Today‘s young people cannot use keigo (honorific speech) properly.
Is there actually anyone today who doesn’t have a smartphone?
It’s so crazy that you don’t know Netflix at the present time.
(Note) As in the following sentence, 今時 is also used to describe something trendy, but despite its meaning, this usage rather sounds old-fashioned (to my ears).
I went to a trendy, fashionable café yesterday.
6. 今日日 (きょうび, kyoubi)
今日日 is a slightly old-fashioned word, but it is still used especially in the Kansai region. It is a synonym of 今時 and often used when you emphasise that something is unusual at the present time.
Today (At this present time), there won’t be anyone who hasn’t used a laptop.
Today, there is noone who says “mengo”.
(めんご (mengo): an old-fashioned word for ごめん (gomen) meaning “sorry”; See ザギンでシースー: Japanese “Reverse” Slang Words From 1980s)
Related Expression 1 “おととい来い・来やがれ”
おととい来い (ototoi koi) or おととい来やがれ (ototoi kiyagare) literally means “Come here two days ago”, and it figuratively means “Don’t come here again” in a furious tone.
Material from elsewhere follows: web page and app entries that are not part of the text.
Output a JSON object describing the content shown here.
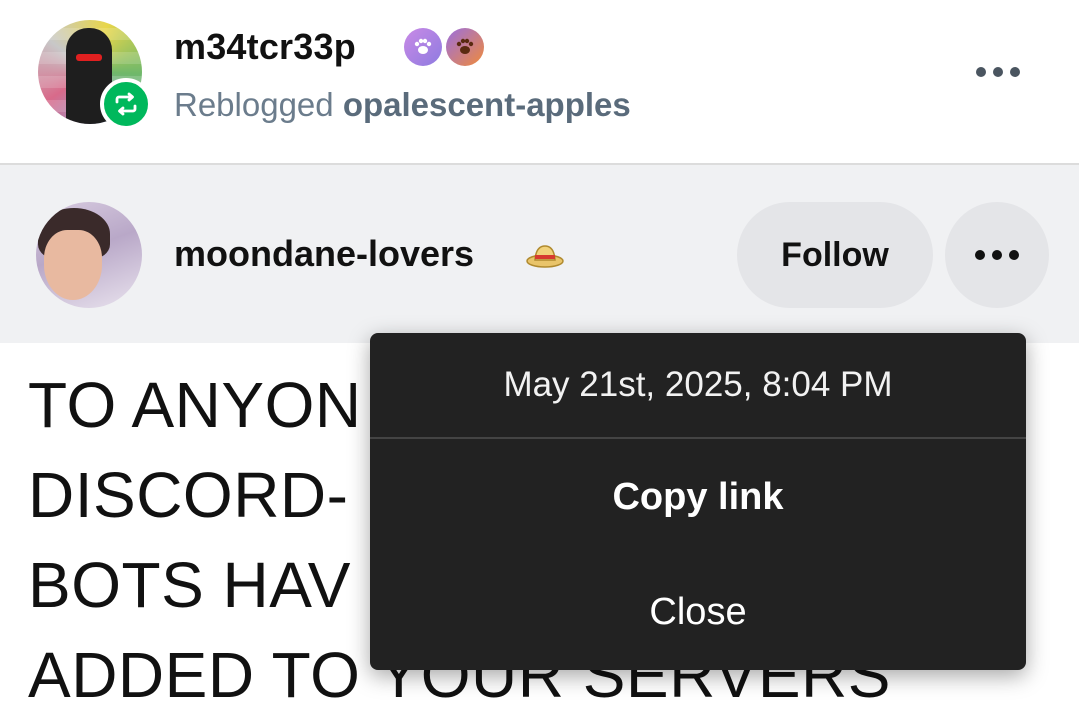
{
  "reblog": {
    "username": "m34tcr33p",
    "reblogged_prefix": "Reblogged",
    "reblogged_from": "opalescent-apples"
  },
  "post": {
    "author": "moondane-lovers",
    "follow_label": "Follow",
    "body_lines": [
      "TO ANYON",
      "DISCORD-",
      "BOTS HAV",
      "ADDED TO YOUR SERVERS"
    ]
  },
  "popup": {
    "timestamp": "May 21st, 2025, 8:04 PM",
    "copy_link_label": "Copy link",
    "close_label": "Close"
  },
  "icons": {
    "reblog": "reblog-icon",
    "badge_1": "paw-badge-icon",
    "badge_2": "paw-badge-icon",
    "hat": "straw-hat-icon",
    "more": "more-options-icon"
  },
  "colors": {
    "reblog_green": "#00b85c",
    "popup_bg": "#222222",
    "header_bg": "#f0f1f3",
    "muted_text": "#6b7c8c"
  }
}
One of the theories about its origin relates it to the fact that it is no longer possible to come here two days ago. Note that this is an old-fashioned phrase which you may see only in Anime/Manga.
Related Expression 2 “明後日の方向”
Literally, 明後日の方向 (あさってのほうこう, asatteno.houkou) means “the direction of the day after tomorrow”. This idiom metaphorically indicates in an ironic manner that something goes in the completely wrong and unpredictable direction. See the post below for more explanations: